*** Opening Task input ***
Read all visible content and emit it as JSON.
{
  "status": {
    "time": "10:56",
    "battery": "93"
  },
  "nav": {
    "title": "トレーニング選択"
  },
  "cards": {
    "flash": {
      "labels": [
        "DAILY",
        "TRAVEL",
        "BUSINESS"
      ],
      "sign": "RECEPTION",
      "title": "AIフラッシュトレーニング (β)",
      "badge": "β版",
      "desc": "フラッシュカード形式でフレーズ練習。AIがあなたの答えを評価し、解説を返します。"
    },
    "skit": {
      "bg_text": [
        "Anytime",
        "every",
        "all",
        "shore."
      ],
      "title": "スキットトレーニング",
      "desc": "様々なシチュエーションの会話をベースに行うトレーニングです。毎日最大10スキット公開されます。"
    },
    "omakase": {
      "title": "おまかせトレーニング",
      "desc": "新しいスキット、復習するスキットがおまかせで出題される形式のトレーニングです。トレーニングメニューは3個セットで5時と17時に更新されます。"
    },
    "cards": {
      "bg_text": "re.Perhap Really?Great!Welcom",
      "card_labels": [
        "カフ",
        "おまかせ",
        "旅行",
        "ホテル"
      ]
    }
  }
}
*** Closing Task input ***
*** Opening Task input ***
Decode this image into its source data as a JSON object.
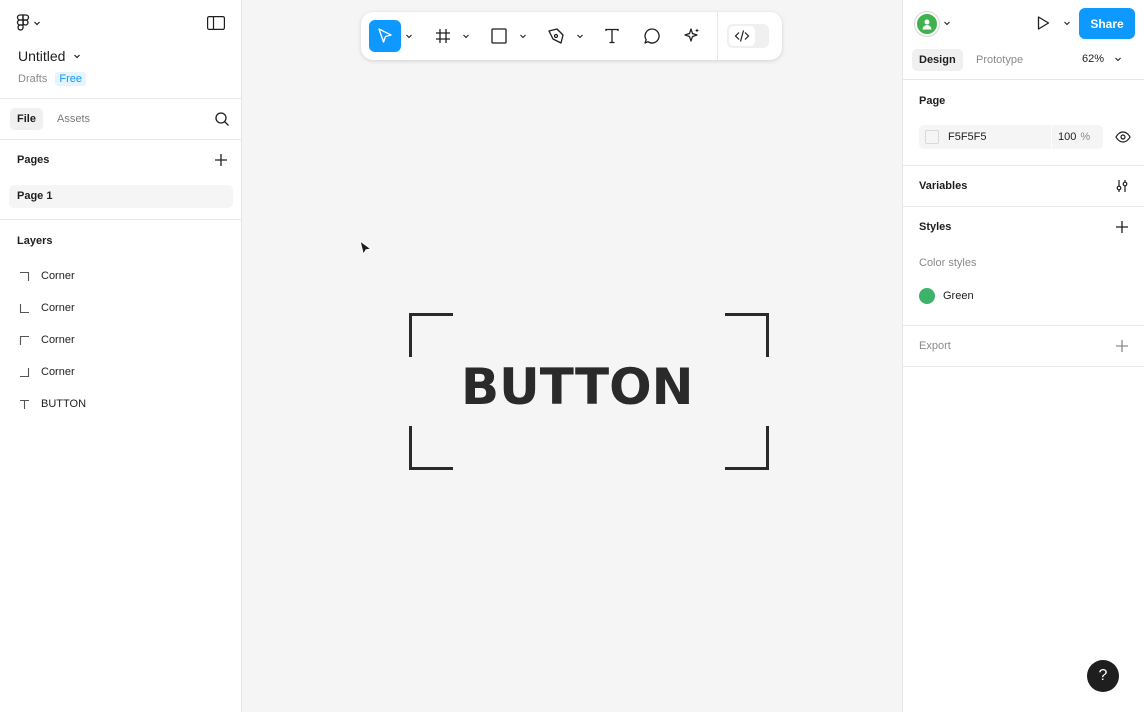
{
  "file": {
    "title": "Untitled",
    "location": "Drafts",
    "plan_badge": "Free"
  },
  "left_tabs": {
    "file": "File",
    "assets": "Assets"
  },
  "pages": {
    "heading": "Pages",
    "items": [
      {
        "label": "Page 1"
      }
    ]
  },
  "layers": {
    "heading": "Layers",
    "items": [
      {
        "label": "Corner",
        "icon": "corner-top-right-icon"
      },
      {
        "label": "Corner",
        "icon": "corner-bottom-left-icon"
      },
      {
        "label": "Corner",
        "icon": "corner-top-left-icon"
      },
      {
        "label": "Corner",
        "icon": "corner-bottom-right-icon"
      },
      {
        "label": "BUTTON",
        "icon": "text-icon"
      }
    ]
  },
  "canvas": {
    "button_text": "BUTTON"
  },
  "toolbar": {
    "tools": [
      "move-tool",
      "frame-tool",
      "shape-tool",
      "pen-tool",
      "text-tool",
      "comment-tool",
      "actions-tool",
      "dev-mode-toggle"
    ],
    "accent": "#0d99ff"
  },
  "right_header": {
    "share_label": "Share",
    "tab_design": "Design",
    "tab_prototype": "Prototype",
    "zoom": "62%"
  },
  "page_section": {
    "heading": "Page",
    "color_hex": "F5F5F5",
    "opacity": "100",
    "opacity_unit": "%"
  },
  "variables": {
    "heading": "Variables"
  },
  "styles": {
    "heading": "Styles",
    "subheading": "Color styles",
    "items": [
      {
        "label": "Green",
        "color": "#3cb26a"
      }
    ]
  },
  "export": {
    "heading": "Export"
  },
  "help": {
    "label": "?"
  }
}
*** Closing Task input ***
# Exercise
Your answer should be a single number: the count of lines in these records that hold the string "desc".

# Answer to the problem
3